(Facebook, SAA)
  • Government has spent R16.5 billion in bailouts to SAA over the past decade. 
  • This amounts to almost R1,000 per South African household. 
  • SAA was promised another R2 billion bailout, but still hasn't received the money.
  • This could mean that SAA will go bust as early as this weekend. 
  • For more stories, go to BusinessInsider.co.za.

There are more signs that South African Airways may not survive for much longer.

In the past week, SAA put nine of its Airbus planes up for sale. Most of these planes are currently serving its long-haul routes. 

The airline, which was placed under business rescue in December, is waiting on R2 billion in funding from the National Treasury to stay afloat.

But this has not been delivered and BusinessDay reported that SAA could suspend flights as early as January 19 due to a lack of funds. 

Finance minister Tito Mboweni said on Thursday that the national treasury is still trying to secure the R2 billion – which would push the total government bailouts for SAA to R18.5 billion over the past decade.

Since 2009, government spent R16.5 billion to bail out SAA, roughly R1,000 per household in the country.  

Also read: SAA has put billions of rands worth of planes up for sale – including planes it uses on major international routes
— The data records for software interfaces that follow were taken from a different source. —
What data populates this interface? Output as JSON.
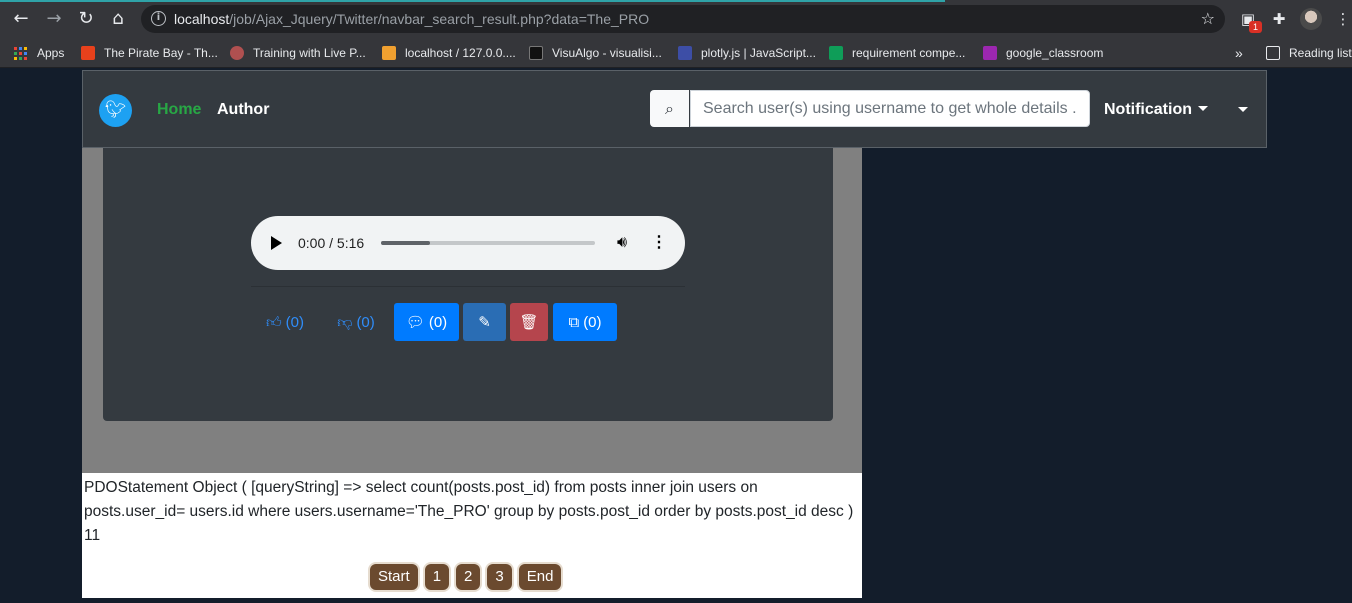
{
  "browser": {
    "url_host": "localhost",
    "url_path": "/job/Ajax_Jquery/Twitter/navbar_search_result.php?data=The_PRO",
    "extension_badge": "1",
    "bookmarks": [
      {
        "label": "Apps",
        "color": "#4285f4"
      },
      {
        "label": "The Pirate Bay - Th...",
        "color": "#e8411c"
      },
      {
        "label": "Training with Live P...",
        "color": "#b05050"
      },
      {
        "label": "localhost / 127.0.0....",
        "color": "#f0a030"
      },
      {
        "label": "VisuAlgo - visualisi...",
        "color": "#111111"
      },
      {
        "label": "plotly.js | JavaScript...",
        "color": "#3d4ea6"
      },
      {
        "label": "requirement compe...",
        "color": "#0f9d58"
      },
      {
        "label": "google_classroom",
        "color": "#9c27b0"
      }
    ],
    "overflow": "»",
    "reading_list": "Reading list"
  },
  "navbar": {
    "home": "Home",
    "author": "Author",
    "search_placeholder": "Search user(s) using username to get whole details ...",
    "notification": "Notification"
  },
  "player": {
    "time": "0:00 / 5:16",
    "progress": 0.23
  },
  "actions": {
    "like_count": "(0)",
    "dislike_count": "(0)",
    "comment_count": "(0)",
    "share_count": "(0)"
  },
  "debug": {
    "line1": "PDOStatement Object ( [queryString] => select count(posts.post_id) from posts inner join users on posts.user_id= users.id where users.username='The_PRO' group by posts.post_id order by posts.post_id desc )",
    "line2": "11"
  },
  "pagination": {
    "start": "Start",
    "pages": [
      "1",
      "2",
      "3"
    ],
    "end": "End"
  }
}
According to national treasury documents, SAA received a R1.5 billion bailout in the 2009/10 financial year, a R10 billion bailout in the 2017/18 financial year, and another R5 billion bailout in the 2018/19 financial year. 

If the total amount is divided by the country’s estimated 16.671 million households, it amounts to almost R990 per household. 

And the R2 billion outstanding funding from the national treasury is added, this will push up the taxpayer contribution to almost R1,110 per household. 

Apart from the bailouts, government has also provided debt guarantees for the airline of R17.311 billion in the current financial year – from R0 as recently as 2006.

The struggling airline accumulated losses of R28 billion over the past 13 years, and has not released a financial report to the national assembly since the 2016/17 financial year.